While campaigns such as climate change attract great attention, what is unclear is how this influences consumer purchasing behaviour, particularly for beef, which is very robust in the eyes of the purchaser and remains largely unaffected. Our own consumer research suggests that meat purchasers consider climate change low down their list of purchase decision considerations and, where there is a desire for personal change, respondees were far more likely to recycle more, change to low-energy electrical items or reduce car use rather than reduce meat consumption.
Similarly, media attention around the links to red meat and dietary health have not gone unnoticed but the overall impact is hard to measure. What is clear is that dietary habits are changing and becoming more diverse, so there are plenty of meal options available and some of these contain varying amounts of protein while others may not. While some individuals may be making conscious decisions to reduce protein intake, others with rising affluence will be increasing intake, and therefore global demand for protein is forecast to outstrip supply in the coming years.
What is clear is that the world’s meat industry, and the related sectors including leather processing, must be on the same page when it comes to ensuring good, factual communication about the whole supply chain, as there are many instances of negative untruths circulating to consumers.

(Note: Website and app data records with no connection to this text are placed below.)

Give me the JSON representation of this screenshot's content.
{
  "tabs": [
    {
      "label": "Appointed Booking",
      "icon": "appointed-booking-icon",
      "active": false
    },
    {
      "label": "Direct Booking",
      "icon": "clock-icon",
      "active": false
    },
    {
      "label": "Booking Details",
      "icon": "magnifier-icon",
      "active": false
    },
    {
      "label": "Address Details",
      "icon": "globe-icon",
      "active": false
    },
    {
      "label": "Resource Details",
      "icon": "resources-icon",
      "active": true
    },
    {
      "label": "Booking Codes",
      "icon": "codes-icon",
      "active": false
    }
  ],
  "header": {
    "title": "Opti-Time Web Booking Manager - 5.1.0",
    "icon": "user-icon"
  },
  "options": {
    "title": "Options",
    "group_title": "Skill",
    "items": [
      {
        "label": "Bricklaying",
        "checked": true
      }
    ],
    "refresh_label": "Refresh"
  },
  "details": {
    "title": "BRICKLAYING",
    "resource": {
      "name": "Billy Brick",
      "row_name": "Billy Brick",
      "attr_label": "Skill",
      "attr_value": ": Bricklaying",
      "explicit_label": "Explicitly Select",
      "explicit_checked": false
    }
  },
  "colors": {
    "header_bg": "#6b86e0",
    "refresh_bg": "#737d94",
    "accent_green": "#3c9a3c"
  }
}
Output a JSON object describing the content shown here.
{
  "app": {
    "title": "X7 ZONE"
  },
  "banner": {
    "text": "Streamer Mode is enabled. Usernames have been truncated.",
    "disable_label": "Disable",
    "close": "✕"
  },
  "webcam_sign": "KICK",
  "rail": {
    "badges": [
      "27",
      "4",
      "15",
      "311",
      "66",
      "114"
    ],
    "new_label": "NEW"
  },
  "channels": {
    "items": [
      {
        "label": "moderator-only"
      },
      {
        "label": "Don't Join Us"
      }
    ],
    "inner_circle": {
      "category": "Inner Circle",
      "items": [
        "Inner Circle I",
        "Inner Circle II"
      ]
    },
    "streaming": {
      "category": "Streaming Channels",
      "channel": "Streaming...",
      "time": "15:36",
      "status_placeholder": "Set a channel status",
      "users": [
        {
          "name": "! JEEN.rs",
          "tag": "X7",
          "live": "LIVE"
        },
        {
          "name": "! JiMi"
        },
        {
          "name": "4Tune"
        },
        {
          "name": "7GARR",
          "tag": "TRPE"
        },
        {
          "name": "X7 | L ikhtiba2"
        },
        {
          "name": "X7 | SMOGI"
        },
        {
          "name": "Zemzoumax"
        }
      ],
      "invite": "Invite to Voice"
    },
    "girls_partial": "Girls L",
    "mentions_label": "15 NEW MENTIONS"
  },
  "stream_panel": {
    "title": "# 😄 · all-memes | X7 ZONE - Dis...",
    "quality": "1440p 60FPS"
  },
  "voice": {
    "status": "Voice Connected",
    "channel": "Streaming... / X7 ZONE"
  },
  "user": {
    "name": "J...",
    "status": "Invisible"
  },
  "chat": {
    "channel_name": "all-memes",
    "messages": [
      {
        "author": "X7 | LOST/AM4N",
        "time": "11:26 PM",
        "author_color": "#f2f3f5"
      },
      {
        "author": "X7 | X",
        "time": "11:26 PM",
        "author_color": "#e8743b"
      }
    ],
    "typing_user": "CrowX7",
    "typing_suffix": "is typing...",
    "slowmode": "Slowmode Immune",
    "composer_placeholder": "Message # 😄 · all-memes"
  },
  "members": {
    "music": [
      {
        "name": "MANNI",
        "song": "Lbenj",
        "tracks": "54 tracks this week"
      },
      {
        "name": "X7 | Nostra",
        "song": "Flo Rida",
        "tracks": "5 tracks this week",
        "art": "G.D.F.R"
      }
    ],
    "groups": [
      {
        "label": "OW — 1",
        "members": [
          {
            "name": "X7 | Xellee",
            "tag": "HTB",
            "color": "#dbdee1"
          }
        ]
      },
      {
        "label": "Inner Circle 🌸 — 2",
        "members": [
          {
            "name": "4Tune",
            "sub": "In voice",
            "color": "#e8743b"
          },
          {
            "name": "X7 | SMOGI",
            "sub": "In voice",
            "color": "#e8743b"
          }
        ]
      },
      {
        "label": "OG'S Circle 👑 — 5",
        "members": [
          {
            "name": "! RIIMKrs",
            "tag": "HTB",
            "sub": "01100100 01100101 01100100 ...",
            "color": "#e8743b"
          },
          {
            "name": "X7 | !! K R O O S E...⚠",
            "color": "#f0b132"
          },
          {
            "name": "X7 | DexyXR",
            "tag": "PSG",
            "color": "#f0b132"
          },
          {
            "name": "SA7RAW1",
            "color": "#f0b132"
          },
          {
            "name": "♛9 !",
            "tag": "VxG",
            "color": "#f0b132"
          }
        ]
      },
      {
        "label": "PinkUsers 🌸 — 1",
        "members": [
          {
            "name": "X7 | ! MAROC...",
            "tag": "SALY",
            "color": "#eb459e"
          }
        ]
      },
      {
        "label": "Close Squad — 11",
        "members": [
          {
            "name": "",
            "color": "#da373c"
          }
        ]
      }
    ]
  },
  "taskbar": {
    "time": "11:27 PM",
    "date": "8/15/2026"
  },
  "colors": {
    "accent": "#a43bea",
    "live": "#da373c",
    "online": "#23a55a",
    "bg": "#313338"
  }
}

Balanced diets and health
This is also true for those involved in the health profession and in advisory roles. It is essential that these individuals have access to robust, positive information to enable rational thinking and clear communication to their patients or clients on the role of red meat as part of a nutritious and balanced diet and the needs of the body at it differing life stages.
We at EBLEX, which is part of the part of the Agriculture and Horticulture Development Board (AHDB), fully recognise this need and have established an information source targeted specifically at the health profession to convey balanced messages on meat and healthiv. Similarly, teachers need to have such information available so that their pupils receive factual information during their formative years if they are to enjoy a healthy, protein-rich diet for life. One area where the livestock and meat sectors and the leather sector can be more positive is in presenting whole animal utilisation across a spectrum of products.
From hides, leather, pharmaceutical, energy, the list goes on. One thing is clear, if there is a useful product that can be derived from the live animal and in doing so reduce waste, then that is good news. Where the carbon cost of this material lies is subject to debate: does the hide cost sit with the farmer, slaughterhouse or leather manufacturer?
There are arguments to support all sides but we should consider the supply from farm to consumer as a continuous chain with each sector reliant on the other and encourage open dialogue both internally and externally. If we are not positively communicating all the good messages about our industries then there are plenty who will take the alternative position. In summary, I strongly believe that the whole industry does indeed have nothing to hide.
The reality is, in fact, quite the opposite. We produce a whole range of products that the global consumer increasingly demands while at the same time striving to improve our processes to ensure social responsibilities are met. Perhaps we should communicate this a little better.